Lupus is also known as systemic lupus erythematosus (SLE). It is a disease in which the body’s immune system attacks the other organs of the body. Among the most serious complications of this disease is lupus nephritis. It occurs when lupus causes the immune system to target the kidney responsible for filtering waste products from the blood.
Your kidneys play an immensely crucial role in your body’s proper functioning because they eliminate waste and clean your blood. So if your kidneys get damaged, you’ll become very sick and might require frequent dialysis treatment, and in more severe cases, a kidney transplantation surgery.
Lupus Nephritis Warning Signs
Generally speaking, symptoms of lupus nephritis look similar to signs of other kidney problems. It could cause various symptoms that may differ from one person to another. These symptoms are:

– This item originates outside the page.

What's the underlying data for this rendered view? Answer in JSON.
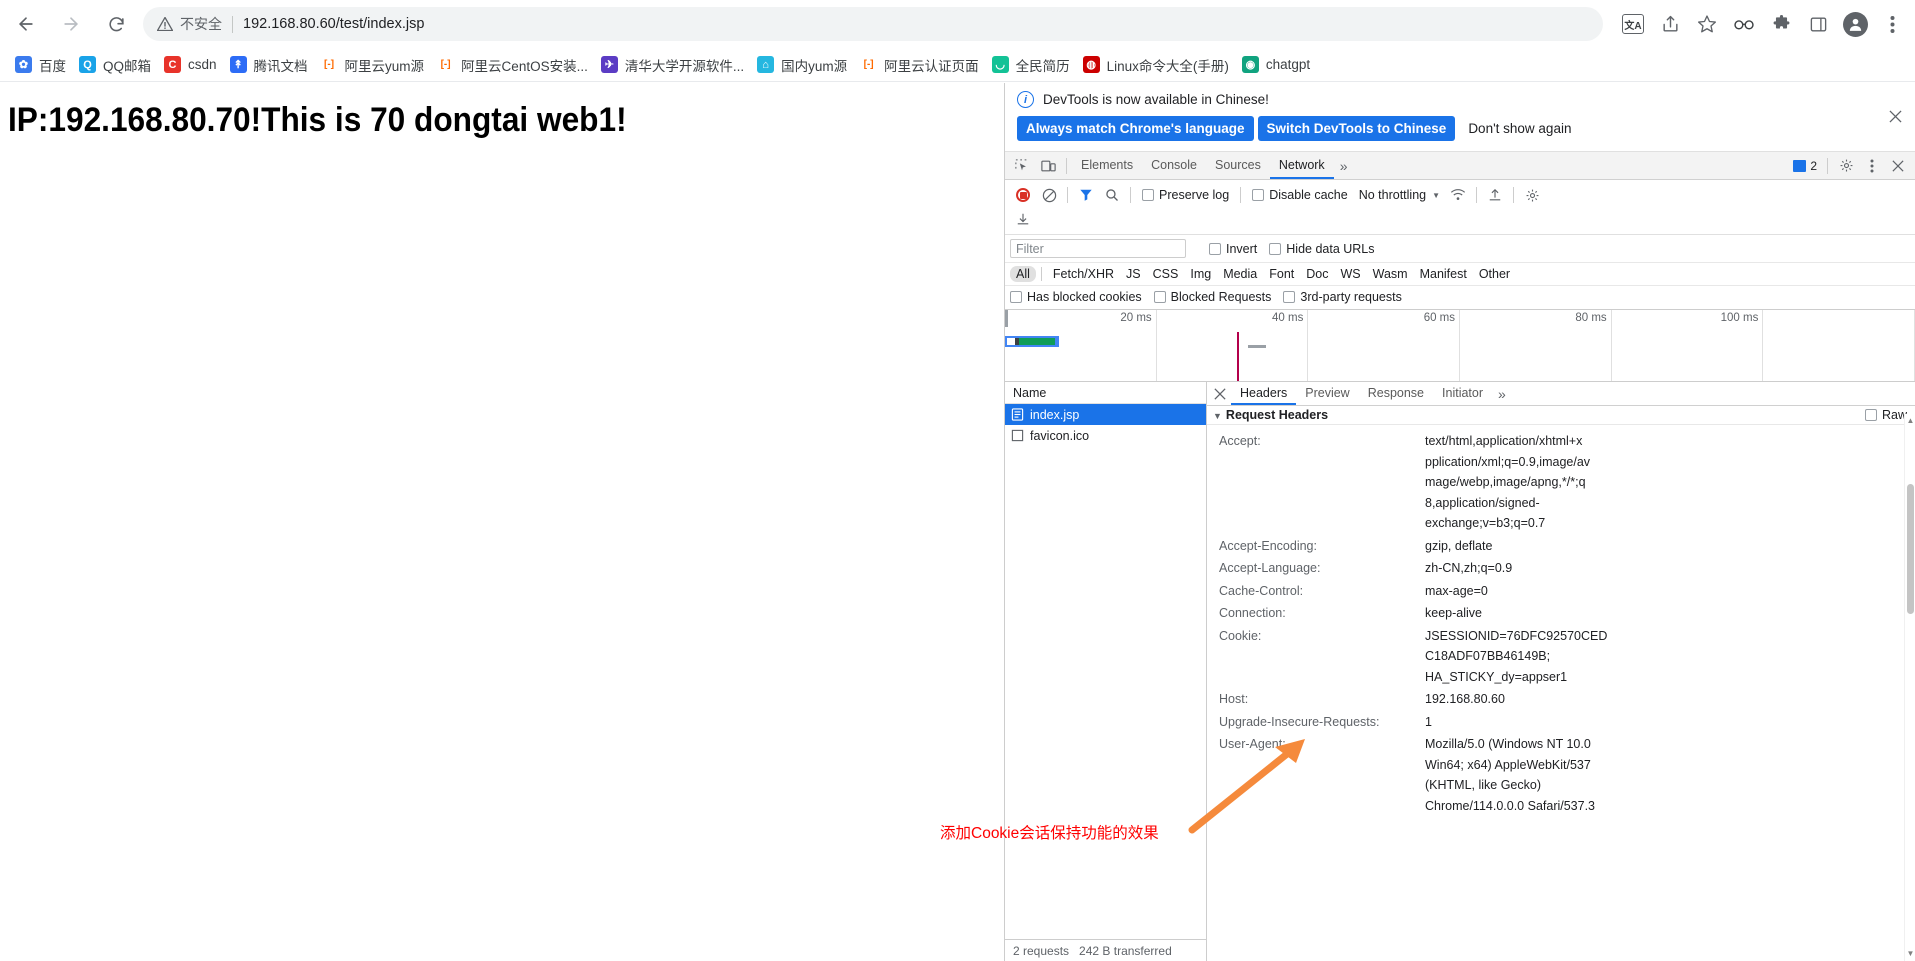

- High blood pressure that can’t be controlled with medications and lifestyle changes
- Edema or water retention. When you have lupus nephritis, your body retains excess water because your kidneys can’t eliminate it. This will result in swelling in various body parts, such as your ankles, legs, etc., and lead to sudden weight gain due to all the water buildup in your body.
- Kidney issues that may likewise lead to blood seeping into the urine, making it light brown or pinkish
Treating Lupus Nephritis
Lupus nephritis, unfortunately, isn’t curable. Hence, the primary aim of treatment is to reduce the burden on your kidneys and prevent it from sustaining more damage and the need for kidney transplantation later on. That being said, the following treatments could offer relief from your symptoms:
- Reduce your salt and protein intake.
- Take your blood pressure medication regularly.
- Take medication such as mycophenolate-mofetil or cyclophosphamide for suppressing the immune system.
- Take steroids like prednisone to decrease inflammation and swelling.
Do note, though, that if you’re a woman and are planning on having children in the future, you need to discuss the potential effects of treatment with your doctor. This way, your doctor can work out ways to ensure that your treatment will be more appropriate to your current and future needs.
It is also immensely crucial to keep in mind that kidney failure is the most serious complication of lupus nephritis. When this happens, you will require either regular dialysis from reputable San Antonio dialysis clinics, or in more severe cases, a kidney transplantation surgery.
Living with Lupus
Managing an illness like lupus is a challenge since patients experience various symptoms that are often not necessarily connected with the disease. But there are ways to manage these symptoms and enable you to live your everyday life.
If you feel fatigued, make sure to sleep at least seven hours a day and take a 20-minute map sometime in the day. These could lessen fatigue. It’s also best to make plans and schedules, but provide intervals when you don’t need to follow a schedule.
If you experience extensive pain in your joints and muscles, explore gentle activities such as yoga and stretching. Meditation and acupressure have also been quite useful for some patients, so ask your physician what would work best for you.
If you need to see a doctor or receive some dental service or procedure, make sure to inform them first of your condition. If you have a dental appointment, tell your dentist of any oral inflammation so that any operation would be done gently and avoid possible tissue disruptions. It’s best to keep a medical journal so you could inform your doctor of the symptoms and side effects the next time you see them.
Vital Points to Keep in Mind
The outlook for individuals who suffer from lupus nephritis will differ from one individual to another. In most cases, individuals will only experience intermittent symptoms, and the damage to their kidneys may only be seen during routine urine tests. With that said, you will need to follow your treatment plan to a tee and go to your scheduled doctor’s appointments lab tests to slow down the kidney damage and safeguard it from more serious complications.